• Problem to work on:
Lift out each line of the data that holds "name".

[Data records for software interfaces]

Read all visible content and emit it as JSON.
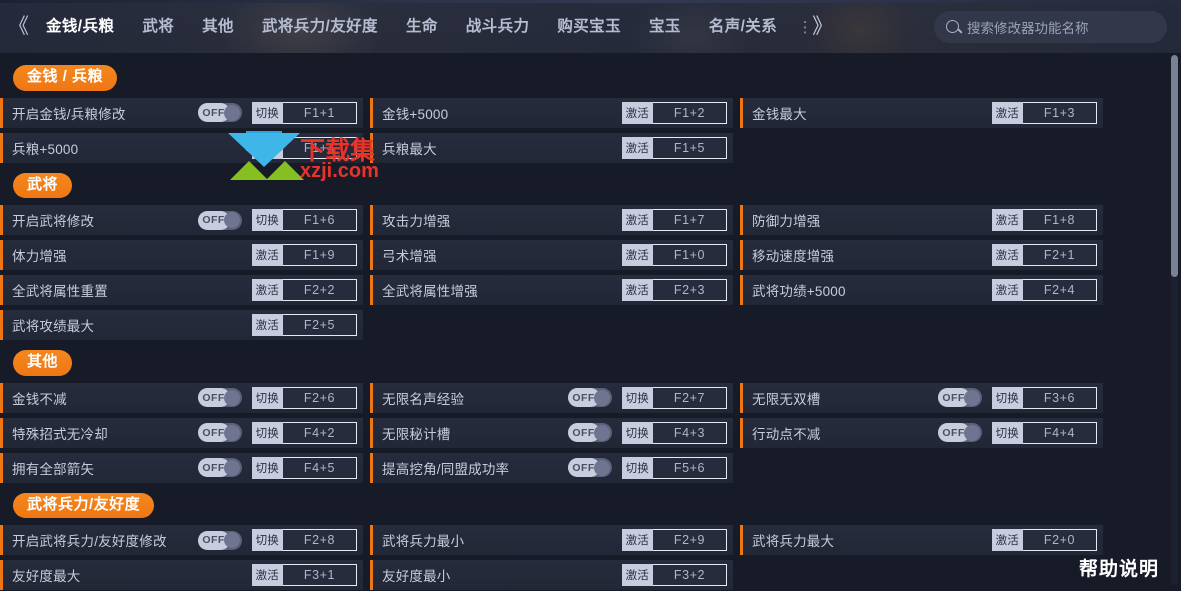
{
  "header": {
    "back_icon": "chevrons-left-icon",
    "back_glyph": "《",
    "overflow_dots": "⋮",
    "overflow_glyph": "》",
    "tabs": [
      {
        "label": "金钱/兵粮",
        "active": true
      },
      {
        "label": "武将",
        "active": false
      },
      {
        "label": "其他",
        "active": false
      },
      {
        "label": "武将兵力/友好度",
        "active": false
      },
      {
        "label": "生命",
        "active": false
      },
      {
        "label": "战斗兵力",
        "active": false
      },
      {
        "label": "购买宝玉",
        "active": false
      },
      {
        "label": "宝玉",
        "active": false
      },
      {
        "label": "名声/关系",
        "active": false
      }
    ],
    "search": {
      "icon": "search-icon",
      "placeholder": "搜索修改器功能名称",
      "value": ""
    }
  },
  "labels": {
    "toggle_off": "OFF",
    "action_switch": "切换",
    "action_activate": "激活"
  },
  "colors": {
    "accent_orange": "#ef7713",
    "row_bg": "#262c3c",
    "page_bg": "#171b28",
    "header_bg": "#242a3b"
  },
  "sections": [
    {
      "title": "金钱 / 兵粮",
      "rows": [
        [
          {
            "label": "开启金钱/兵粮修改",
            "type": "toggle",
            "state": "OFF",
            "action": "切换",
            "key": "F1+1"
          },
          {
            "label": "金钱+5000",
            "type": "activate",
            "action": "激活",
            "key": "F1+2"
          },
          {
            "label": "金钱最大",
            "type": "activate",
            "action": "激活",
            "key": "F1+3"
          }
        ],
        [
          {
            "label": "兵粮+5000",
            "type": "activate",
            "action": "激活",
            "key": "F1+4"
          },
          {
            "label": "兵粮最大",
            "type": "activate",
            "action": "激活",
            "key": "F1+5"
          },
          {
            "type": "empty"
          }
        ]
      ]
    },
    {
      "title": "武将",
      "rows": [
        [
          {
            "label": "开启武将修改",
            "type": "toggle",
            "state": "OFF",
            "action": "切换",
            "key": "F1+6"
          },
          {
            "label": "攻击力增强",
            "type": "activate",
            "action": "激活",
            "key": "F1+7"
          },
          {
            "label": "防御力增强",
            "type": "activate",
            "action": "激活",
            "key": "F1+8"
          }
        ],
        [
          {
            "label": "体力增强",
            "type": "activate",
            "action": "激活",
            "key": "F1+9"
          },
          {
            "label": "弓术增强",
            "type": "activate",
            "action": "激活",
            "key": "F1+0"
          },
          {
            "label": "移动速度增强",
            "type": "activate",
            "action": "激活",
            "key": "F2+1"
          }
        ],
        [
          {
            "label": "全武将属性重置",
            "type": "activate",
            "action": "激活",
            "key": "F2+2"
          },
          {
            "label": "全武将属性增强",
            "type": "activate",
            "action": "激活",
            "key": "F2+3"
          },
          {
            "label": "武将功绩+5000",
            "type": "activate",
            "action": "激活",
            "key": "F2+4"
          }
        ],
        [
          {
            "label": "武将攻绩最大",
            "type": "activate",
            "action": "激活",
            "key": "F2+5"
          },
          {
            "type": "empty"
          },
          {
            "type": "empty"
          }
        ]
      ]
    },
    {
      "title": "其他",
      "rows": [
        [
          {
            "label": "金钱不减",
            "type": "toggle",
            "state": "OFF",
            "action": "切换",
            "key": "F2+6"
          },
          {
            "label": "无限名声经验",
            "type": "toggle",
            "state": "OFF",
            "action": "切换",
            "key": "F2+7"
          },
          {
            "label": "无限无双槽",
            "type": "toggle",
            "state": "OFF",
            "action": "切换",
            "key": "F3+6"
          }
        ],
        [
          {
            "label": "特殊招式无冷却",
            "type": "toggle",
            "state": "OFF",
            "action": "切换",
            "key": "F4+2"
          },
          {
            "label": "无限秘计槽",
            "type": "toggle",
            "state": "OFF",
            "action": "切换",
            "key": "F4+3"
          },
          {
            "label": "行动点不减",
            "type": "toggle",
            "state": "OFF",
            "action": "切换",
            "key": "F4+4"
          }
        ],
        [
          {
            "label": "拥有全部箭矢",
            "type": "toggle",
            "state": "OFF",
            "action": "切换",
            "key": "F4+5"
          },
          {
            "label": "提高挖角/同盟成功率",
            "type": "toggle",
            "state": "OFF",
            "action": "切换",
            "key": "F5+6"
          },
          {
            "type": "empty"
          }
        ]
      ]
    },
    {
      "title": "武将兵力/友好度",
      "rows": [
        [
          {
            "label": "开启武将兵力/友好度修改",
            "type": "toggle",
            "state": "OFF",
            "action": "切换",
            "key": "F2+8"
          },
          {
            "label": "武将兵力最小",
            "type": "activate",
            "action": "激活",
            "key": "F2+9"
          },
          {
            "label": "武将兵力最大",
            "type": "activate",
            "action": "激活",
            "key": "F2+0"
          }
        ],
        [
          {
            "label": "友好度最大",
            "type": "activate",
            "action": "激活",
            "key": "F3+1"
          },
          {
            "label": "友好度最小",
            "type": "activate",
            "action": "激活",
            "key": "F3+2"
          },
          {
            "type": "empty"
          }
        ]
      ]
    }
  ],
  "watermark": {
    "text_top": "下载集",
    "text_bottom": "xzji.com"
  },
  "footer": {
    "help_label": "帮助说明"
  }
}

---

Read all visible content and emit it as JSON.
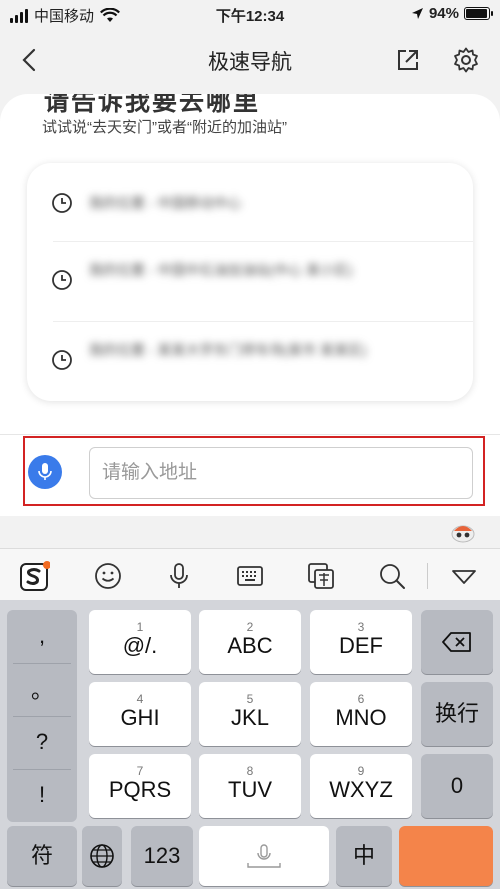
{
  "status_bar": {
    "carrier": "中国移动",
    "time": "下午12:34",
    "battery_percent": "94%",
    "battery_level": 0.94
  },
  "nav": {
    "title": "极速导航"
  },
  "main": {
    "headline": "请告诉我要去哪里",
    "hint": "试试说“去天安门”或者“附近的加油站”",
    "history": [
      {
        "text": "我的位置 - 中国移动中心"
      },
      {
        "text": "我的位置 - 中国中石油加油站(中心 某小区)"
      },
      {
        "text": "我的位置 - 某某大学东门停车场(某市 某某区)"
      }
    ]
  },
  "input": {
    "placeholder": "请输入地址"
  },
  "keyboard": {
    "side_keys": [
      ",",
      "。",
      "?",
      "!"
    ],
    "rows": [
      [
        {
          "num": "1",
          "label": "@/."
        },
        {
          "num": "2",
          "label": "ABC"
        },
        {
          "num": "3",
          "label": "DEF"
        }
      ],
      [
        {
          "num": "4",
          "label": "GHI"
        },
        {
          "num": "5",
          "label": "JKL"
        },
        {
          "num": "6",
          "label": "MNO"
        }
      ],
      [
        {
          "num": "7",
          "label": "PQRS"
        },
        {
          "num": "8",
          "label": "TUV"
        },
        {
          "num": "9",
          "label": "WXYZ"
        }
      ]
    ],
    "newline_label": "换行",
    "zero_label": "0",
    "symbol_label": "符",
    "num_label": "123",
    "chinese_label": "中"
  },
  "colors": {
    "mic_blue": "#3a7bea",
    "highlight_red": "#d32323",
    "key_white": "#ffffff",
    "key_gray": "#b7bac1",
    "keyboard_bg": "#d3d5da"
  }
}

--

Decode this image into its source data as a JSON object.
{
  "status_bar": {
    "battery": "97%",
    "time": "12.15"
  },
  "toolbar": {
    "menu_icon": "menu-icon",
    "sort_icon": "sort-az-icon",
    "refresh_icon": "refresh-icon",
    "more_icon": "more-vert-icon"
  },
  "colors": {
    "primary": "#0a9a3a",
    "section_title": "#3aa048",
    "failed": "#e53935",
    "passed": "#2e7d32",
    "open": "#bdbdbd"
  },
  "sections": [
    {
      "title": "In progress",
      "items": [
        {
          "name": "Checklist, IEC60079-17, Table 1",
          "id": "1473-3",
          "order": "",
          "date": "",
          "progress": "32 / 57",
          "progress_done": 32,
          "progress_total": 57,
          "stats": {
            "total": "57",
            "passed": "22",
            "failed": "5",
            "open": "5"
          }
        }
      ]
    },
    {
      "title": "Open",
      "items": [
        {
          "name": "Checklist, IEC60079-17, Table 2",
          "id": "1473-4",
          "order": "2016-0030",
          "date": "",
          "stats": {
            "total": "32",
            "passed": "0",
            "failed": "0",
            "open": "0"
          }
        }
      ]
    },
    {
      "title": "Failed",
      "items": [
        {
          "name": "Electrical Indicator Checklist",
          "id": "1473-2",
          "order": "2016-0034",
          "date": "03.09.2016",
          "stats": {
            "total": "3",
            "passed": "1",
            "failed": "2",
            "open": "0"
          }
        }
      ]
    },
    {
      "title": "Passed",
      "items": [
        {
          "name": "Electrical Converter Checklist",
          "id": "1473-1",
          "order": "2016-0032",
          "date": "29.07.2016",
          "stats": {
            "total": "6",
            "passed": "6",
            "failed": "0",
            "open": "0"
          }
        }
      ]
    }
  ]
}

• Result of this exercise:
          "name": "Checklist, IEC60079-17, Table 1",
          "name": "Checklist, IEC60079-17, Table 2",
          "name": "Electrical Indicator Checklist",
          "name": "Electrical Converter Checklist",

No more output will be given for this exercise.